The first thing that greeted visitors on entering the Czech Republic’s Pavilion was a large sculpture, half machine and half bird. The meaning? It’s a symbol of the country’s ability to combine nature with technology. However, the sculpture had a functional purpose too: it also contained various nanotechnology devices which served to purify the water of the fountain beneath it.
The ground floor consisted of a partly open-air zone with refreshment service, a beer bar by a swimming pool, and a theater. The first floor was reached via a flight of stairs, at the base of which visitors were supplied with a Czech Republic ‘passport’, that was a leaflet illustrating the country’s most beautiful features. The exhibition area above opened with The Laboratory of Silence, which recreated the microclimate of a Czech forest. Thanks to multimedia systems connecting microscopes to screens, visitors could explore the characteristics of the forest’s vegetation.
A virtual selfie journey
This was followed by a space called The Land of Stories and Imagination, which were renewed every two weeks, and showed the best tourist attractions of the Czech Republic.
In this room, an interactive table with a touch screen in the form of a map of the country made it possible to access information on single regions, in short texts, photos or video.

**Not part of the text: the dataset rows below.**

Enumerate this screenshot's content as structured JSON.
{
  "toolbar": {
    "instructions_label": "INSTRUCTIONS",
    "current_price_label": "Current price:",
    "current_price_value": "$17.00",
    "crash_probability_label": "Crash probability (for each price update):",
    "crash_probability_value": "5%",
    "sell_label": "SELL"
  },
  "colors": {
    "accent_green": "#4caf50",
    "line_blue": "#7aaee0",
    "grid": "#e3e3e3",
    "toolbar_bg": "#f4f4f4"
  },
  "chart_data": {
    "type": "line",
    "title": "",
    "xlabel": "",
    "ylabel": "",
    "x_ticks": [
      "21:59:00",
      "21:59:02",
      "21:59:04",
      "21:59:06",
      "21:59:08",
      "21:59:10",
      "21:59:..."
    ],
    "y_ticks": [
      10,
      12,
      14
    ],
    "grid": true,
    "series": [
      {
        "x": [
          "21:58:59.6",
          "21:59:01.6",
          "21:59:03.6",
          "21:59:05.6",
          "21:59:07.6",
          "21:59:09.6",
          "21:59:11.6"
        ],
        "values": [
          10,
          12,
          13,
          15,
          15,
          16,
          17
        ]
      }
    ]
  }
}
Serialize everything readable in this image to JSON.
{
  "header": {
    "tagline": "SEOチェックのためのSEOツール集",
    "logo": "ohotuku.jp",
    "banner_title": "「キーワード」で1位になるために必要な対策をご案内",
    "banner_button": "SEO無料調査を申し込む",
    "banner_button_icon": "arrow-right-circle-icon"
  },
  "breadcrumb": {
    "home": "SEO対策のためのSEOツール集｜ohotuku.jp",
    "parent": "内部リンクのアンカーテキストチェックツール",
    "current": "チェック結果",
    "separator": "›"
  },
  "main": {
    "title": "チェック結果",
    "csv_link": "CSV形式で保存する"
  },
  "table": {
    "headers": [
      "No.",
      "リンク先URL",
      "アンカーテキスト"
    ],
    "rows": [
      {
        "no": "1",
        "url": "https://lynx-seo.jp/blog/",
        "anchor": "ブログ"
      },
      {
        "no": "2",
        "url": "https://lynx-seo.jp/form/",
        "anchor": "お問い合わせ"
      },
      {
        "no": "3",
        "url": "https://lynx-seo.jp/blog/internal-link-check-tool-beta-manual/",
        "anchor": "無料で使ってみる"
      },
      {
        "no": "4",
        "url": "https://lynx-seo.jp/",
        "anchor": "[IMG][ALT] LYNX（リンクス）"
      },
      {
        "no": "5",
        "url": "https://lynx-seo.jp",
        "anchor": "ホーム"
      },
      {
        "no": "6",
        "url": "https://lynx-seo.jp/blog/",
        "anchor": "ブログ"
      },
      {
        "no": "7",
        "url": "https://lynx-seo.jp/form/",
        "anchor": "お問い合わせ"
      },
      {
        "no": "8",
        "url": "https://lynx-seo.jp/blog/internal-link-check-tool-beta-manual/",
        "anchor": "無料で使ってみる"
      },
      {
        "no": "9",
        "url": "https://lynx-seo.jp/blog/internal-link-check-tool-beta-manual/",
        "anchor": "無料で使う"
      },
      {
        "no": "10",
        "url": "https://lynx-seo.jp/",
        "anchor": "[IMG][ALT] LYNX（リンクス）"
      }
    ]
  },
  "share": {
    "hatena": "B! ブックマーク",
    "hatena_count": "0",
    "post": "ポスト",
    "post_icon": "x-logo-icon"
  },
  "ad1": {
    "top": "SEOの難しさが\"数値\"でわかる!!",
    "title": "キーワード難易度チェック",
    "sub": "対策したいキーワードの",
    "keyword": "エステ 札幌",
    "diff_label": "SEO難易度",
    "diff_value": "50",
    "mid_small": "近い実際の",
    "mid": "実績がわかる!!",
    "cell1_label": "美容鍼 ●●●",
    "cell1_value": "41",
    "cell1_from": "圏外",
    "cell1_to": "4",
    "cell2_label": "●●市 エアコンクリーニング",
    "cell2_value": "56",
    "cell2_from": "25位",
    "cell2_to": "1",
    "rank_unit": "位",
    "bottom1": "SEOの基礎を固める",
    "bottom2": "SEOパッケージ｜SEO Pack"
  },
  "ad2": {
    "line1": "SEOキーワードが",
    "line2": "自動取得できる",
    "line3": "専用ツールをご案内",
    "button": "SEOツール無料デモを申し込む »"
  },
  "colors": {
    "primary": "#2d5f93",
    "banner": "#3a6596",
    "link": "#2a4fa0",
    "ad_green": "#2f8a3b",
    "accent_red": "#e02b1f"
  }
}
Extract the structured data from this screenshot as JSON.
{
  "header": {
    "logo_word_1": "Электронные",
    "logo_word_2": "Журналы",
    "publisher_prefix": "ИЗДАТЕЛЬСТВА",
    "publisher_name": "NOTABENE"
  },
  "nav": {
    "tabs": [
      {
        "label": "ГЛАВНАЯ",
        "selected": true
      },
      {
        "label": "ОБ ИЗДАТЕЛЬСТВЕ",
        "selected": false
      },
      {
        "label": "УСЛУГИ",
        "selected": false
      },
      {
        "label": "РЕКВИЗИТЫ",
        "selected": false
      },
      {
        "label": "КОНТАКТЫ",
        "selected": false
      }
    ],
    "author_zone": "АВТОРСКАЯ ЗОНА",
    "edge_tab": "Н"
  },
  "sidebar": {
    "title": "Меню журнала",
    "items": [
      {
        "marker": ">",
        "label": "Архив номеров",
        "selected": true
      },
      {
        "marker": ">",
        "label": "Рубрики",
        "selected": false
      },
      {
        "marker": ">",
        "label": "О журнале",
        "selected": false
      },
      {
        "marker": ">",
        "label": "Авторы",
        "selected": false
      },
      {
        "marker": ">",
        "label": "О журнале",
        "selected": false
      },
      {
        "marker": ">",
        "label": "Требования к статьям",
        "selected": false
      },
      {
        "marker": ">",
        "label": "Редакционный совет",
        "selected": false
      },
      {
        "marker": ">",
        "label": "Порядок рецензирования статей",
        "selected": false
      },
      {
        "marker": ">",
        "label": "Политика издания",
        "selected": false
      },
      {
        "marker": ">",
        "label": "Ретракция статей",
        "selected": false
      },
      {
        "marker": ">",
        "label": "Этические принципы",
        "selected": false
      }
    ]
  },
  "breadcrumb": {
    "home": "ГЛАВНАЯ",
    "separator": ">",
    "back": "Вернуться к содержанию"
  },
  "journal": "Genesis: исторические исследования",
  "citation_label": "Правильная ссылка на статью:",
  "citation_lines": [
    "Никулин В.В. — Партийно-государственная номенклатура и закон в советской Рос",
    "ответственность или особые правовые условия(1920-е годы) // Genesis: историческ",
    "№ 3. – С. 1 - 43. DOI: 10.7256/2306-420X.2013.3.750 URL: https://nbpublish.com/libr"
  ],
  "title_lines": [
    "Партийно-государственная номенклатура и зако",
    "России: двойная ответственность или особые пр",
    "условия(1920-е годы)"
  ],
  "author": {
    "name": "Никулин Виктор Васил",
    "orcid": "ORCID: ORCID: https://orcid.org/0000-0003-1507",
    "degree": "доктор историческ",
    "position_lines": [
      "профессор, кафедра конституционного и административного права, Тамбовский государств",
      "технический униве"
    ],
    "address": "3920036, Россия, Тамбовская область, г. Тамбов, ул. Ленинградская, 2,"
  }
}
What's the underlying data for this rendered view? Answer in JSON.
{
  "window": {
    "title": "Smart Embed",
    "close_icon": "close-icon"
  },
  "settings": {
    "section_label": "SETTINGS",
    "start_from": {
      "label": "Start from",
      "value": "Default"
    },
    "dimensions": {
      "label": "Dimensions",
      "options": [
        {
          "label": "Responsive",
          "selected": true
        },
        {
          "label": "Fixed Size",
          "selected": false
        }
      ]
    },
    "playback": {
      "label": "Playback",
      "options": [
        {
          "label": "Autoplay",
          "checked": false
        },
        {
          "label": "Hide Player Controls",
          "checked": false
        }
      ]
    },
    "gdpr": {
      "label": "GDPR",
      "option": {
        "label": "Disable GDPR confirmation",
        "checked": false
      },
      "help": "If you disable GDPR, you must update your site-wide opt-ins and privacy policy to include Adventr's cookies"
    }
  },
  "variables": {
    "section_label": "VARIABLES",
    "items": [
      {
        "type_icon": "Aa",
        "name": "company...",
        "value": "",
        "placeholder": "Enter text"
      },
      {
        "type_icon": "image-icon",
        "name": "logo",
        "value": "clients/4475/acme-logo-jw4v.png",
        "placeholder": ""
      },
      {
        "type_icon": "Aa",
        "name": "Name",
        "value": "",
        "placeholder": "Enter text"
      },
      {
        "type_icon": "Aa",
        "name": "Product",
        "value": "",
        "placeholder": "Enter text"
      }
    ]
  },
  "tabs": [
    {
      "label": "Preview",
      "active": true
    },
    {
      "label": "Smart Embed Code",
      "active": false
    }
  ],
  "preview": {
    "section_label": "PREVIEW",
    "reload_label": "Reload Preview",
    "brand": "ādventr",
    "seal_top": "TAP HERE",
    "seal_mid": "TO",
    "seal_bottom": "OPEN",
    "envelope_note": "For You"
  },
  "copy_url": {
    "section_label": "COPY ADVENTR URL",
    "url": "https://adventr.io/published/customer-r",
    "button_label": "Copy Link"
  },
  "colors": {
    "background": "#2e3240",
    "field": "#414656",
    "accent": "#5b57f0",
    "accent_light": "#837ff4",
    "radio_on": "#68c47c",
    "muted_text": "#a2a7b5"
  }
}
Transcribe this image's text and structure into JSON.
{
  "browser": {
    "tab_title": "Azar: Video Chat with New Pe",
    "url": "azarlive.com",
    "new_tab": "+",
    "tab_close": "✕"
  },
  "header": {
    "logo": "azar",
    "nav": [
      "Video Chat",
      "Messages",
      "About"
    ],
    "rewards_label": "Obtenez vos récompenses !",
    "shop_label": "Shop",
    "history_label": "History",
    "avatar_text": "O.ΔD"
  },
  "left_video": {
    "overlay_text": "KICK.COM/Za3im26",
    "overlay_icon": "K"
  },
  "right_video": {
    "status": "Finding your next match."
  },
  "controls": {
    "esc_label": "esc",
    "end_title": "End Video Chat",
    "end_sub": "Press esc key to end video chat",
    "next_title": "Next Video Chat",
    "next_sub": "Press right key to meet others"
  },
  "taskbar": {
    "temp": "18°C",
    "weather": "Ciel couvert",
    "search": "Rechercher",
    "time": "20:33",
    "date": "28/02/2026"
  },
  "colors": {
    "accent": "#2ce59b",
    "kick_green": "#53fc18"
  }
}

Thanks to giant landscape photos hung from the ceiling, visitors could take selfies with the most beautiful places in the Czech Republic in the background, as though they had really been to the country.
The floor above houses an art exhibition, preceded on the stairs by a Maxim Velosky installation consisting of suspended strands of glass fiber. On the one hand these fibers represented digital technology, and on the other they indirectly evoked elements in nature, like reeds or grain moved by the wind. The exhibition space, named The Laboratory of Life, contained various other installations connected with the theme of technological innovation.
The third floor had a restaurant with a large terrace.